A key tool in equine therapy is mirroring: paying close attention to how our behaviours and internalised emotions impact the horses, and increasing self-awareness as a result. In working with Chance, I wasn’t focused on my words or facial expressions, but on what I was emanating. I’ve always known that horses sense how we feel — but grooming, walking and running with Chance made me realise just how impossible it is to be truly present with others if you aren’t with yourself.
Like me, Chance can spiral. Following a heartbreaking history of abuse, his bubbly nature and the way he runs to me for a nose-bop is testament to the liberating power of forgiveness. But like many of us, when triggered, he panics, and there is something about seeing the whites of his eyes and that split second between calm grazing and full-charge that just encompasses all-consuming fear. And in bringing him back to a place of safety by calmly stepping back but keeping my feet firmly on the ground, with my hands outstretched, I validate the moment without running from it: I— we — let it go. People are more like these sentient beings than we think and with Chance, I learned more than I have in weeks of pouring out my feelings to the most equipped of listeners.
Being on a horse is the ultimate metaphor for life. You sit in the saddle and you have the reins, but the horse is a being of its own: sometimes you ride together, other times you fall off. Being alongside a horse, having him come to you, follow you, let you drape him in a blanket when all of his previous associations with touch are triggering — that is the epitome of connection.
Through equine therapy, I have learned to pay attention and to truly work on what is within. Most of us address the surface before the roots. Sounds cliché, but so many of us continue to do it daily. With me, it took an animal who could care less about my job, how I spend my time, who I surround myself with, to make me realise how much finding peace—and maintaining that peace when threatened—at my core matters.
I have always loved horses and even after a bad fall at my first riding school that had me in hospital, I did the only thing that I could: get back on. ‘Horses teach us humility, if for no other reason than their size,’ my mother said — who never was a horse girl, but via both her best friend and I, was what you might call a horse girl’s girl.
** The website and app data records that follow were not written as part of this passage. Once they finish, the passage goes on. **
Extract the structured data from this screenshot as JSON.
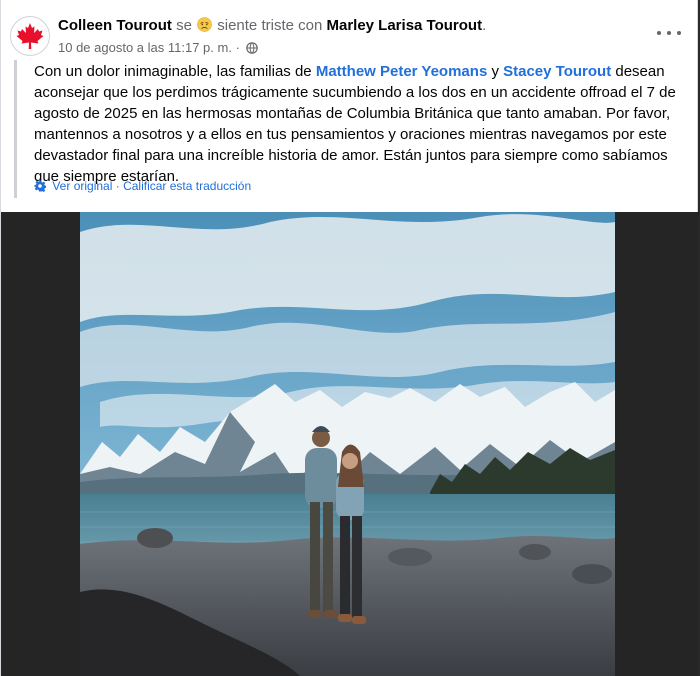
{
  "post": {
    "author": "Colleen Tourout",
    "feeling_prefix": "se",
    "feeling_text": "siente triste con",
    "tagged": "Marley Larisa Tourout",
    "tagged_suffix": ".",
    "timestamp": "10 de agosto a las 11:17 p. m.",
    "separator": "·",
    "body": {
      "part1": "Con un dolor inimaginable, las familias de ",
      "mention1": "Matthew Peter Yeomans",
      "part2": " y ",
      "mention2": "Stacey Tourout",
      "part3": " desean aconsejar que los perdimos trágicamente sucumbiendo a los dos en un accidente offroad el 7 de agosto de 2025 en las hermosas montañas de Columbia Británica que tanto amaban. Por favor, mantennos a nosotros y a ellos en tus pensamientos y oraciones mientras navegamos por este devastador final para una increíble historia de amor. Están juntos para siempre como sabíamos que siempre estarían."
    },
    "translation": {
      "view_original": "Ver original",
      "separator": "·",
      "rate": "Calificar esta traducción"
    }
  },
  "icons": {
    "avatar": "canada-flag-maple-leaf",
    "feeling": "sad-face-emoji",
    "audience": "globe-icon",
    "more": "more-options-icon",
    "translate": "gear-icon"
  },
  "colors": {
    "link": "#216fdb",
    "secondary_text": "#65676b",
    "maple_leaf": "#e8112d"
  }
}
Spending time in the natural world is one thing; truly engaging with it is another. When I am at the barn, I forget that I own makeup; I have dirt on my clothes but have never felt so refreshed. I am beside something bigger than me, but set a boundary of what can and cannot be done. I am present, in touch with my intuition and above all, trusting. Trusting of an animal that could buck at any time: throw me off, get spooked by something in the woods and take off in a rear-riddled spiral— but I know that I can bring myself, and the horse, back to a place of safety. To a place where we can return to the corner of the woods and let out that breath versus hold it. Patience, compassion, determination and belief are given equal weight.
There is no one-size-fits-all approach when it comes to therapy. I’ve heard raving reviews of traditional therapies such as CBT and alternative ones from art to dance. But there is something to be said about having a living being with you — one that has centuries of history alongside humans— and being out in the natural world together, coexisting in what might be the safest and surest place on Earth: the present.